Most people don’t enjoy tax season. Any of the thousands of Americans who experience tax-related identity theft find this time of year particularly frustrating.
And then there’s Kenyatta Solomon, an Atlanta woman whose identity has reportedly been stolen to file fraudulent tax returns two years in a row.
“It’s very frustrating, especially when they say they have all these things in place and they’re supposed to be able to protect you,” Solomon said to local news outlet WSB-TV. She was one of about half a million people last year who received an IRS Identity Protection PIN, a six-digit number assigned to identity theft victims to use when filing their federal tax returns. After last year’s identity theft incident, Solomon’s Social Security number was flagged, which requires her to use the PIN on subsequent tax returns.
But when she went to file this year, someone had already used her information. Last year, the incident caused her to receive her $5,000 refund late in the year, and as a result of the second incident, she can’t file her taxes electronically.

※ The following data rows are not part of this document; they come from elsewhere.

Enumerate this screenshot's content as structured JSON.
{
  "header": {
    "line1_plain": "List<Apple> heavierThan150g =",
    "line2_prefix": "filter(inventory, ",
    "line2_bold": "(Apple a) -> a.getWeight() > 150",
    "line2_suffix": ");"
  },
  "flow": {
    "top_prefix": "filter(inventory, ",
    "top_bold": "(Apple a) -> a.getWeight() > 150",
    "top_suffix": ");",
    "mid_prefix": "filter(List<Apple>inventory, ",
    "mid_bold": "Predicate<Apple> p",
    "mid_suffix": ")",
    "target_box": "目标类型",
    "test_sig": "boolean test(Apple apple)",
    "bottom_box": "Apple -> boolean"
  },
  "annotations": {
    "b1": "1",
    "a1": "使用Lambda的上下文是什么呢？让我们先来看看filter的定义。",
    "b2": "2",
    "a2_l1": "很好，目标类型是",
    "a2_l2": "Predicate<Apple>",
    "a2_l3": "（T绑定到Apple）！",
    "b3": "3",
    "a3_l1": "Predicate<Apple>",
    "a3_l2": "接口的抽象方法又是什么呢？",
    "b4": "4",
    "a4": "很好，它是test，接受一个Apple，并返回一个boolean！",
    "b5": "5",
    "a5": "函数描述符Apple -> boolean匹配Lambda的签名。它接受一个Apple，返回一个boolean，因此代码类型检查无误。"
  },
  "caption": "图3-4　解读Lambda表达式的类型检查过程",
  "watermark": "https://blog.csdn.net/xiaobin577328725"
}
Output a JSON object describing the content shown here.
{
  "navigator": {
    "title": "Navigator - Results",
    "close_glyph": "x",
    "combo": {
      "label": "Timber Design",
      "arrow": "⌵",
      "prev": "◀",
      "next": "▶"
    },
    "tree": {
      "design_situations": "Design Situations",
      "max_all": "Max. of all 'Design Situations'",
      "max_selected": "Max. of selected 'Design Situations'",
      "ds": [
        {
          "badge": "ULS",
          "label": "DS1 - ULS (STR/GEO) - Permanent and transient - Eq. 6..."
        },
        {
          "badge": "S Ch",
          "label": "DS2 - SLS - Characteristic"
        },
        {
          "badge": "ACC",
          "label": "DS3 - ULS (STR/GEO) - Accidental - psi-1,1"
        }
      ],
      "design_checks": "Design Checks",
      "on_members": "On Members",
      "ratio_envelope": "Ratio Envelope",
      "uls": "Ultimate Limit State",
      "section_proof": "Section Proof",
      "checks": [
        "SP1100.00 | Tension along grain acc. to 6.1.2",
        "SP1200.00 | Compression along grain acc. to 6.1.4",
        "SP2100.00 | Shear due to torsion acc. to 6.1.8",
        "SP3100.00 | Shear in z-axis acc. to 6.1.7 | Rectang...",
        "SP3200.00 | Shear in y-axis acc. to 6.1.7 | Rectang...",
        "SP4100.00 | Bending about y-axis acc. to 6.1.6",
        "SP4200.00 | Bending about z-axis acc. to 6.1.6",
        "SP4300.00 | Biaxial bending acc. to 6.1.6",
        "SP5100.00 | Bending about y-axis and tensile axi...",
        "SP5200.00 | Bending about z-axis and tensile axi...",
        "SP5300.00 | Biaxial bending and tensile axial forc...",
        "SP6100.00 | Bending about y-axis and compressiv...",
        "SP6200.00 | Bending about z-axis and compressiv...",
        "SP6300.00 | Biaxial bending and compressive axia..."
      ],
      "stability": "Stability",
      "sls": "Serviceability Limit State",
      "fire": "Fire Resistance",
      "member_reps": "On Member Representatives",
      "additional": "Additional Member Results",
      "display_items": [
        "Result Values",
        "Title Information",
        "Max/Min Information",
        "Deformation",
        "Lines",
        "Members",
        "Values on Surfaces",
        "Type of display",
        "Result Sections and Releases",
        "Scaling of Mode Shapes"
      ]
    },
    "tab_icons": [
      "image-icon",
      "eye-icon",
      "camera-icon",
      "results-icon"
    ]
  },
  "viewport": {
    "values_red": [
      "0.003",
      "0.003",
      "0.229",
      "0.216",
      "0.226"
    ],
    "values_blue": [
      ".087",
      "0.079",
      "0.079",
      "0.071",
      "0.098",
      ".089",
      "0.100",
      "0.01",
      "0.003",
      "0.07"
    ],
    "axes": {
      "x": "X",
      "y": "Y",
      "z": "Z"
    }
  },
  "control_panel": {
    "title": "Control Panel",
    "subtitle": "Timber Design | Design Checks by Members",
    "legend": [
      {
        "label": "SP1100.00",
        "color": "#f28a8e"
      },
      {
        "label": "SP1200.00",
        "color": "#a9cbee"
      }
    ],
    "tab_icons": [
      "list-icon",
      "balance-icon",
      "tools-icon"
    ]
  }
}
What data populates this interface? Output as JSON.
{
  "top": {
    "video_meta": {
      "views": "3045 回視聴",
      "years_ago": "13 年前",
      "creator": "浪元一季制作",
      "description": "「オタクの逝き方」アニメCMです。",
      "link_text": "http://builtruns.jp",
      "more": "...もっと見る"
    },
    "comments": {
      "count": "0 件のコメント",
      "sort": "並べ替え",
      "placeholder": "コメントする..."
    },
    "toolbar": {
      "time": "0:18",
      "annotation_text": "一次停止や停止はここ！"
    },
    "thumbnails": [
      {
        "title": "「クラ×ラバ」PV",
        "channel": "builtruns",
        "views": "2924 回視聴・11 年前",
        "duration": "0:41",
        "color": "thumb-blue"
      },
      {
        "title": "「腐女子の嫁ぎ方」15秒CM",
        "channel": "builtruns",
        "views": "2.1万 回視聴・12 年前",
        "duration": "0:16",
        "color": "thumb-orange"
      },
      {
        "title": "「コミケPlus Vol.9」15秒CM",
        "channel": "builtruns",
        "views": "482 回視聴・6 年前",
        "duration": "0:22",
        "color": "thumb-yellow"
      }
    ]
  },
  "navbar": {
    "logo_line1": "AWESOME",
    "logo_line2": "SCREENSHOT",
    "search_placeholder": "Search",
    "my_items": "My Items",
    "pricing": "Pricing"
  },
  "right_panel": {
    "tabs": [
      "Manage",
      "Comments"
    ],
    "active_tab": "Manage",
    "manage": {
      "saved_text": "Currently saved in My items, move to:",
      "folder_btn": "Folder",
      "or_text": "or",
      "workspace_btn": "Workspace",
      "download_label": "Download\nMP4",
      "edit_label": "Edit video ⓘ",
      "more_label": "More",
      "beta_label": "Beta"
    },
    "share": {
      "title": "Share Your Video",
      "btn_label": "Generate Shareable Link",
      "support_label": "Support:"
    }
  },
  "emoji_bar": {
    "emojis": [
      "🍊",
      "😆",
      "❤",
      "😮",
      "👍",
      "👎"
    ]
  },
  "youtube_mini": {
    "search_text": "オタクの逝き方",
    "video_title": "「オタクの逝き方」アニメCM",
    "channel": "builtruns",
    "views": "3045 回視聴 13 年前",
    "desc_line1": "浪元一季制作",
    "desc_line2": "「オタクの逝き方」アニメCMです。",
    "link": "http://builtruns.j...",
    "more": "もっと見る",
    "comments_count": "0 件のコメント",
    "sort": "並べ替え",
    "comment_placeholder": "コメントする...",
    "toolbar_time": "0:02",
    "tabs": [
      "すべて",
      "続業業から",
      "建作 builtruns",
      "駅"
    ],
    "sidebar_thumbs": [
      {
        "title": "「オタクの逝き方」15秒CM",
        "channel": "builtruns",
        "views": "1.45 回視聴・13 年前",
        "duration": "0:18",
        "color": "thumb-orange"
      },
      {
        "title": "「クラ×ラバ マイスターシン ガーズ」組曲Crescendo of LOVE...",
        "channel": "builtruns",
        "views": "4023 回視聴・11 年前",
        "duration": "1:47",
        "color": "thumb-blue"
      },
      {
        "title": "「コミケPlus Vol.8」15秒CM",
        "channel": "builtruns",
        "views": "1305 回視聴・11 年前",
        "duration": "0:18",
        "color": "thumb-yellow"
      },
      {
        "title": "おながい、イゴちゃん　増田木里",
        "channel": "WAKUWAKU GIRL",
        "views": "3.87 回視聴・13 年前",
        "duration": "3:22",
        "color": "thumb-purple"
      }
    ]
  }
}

More Resources Focus on Problem
Solomon may be unhappy with the Internal Revenue Service, but the agency is dedicating a lot of resources to combat the growing tax ID-theft problem. There are more than 3,000 IRS employees whose work focuses on identity theft-related issues, and earlier this year, the IRS said it is increasing “the number and efficiency of the identity theft filters that are used to identify potentially fraudulent returns due to identity theft prior to the processing of the return and release of any refund.”
Last fiscal year, the IRS started nearly 1,500 identity theft criminal investigations, a 66% increase from the previous fiscal year.
One of the most effective ways to avoid becoming a victim of tax-related identity theft is to file your taxes as soon as possible — thieves’ success revolves around beating you to the refund. If you suspect you’re a victim of identity theft, contact the IRS, fill out an IRS identity theft affidavit, report the incident to the Federal Trade Commission and set up fraud alerts with the major credit reporting agencies: Equifax, Experian and TransUnion.
Identity theft is a year-round issue, and you should always keep an eye on your credit reports and bank accounts for suspicious activity. You can also use your credit score as part of an identity theft alert system: If you check your credit score frequently — you can do that for free every month with a Credit.com account — and you notice a sudden drop in your credit score, it may be a sign someone is misusing your personal information.
More on Identity Theft:
- Identity Theft: What You Need to Know
- How Do I Dispute an Error on My Credit Report?
- How Credit Impacts Your Day-to-Day Life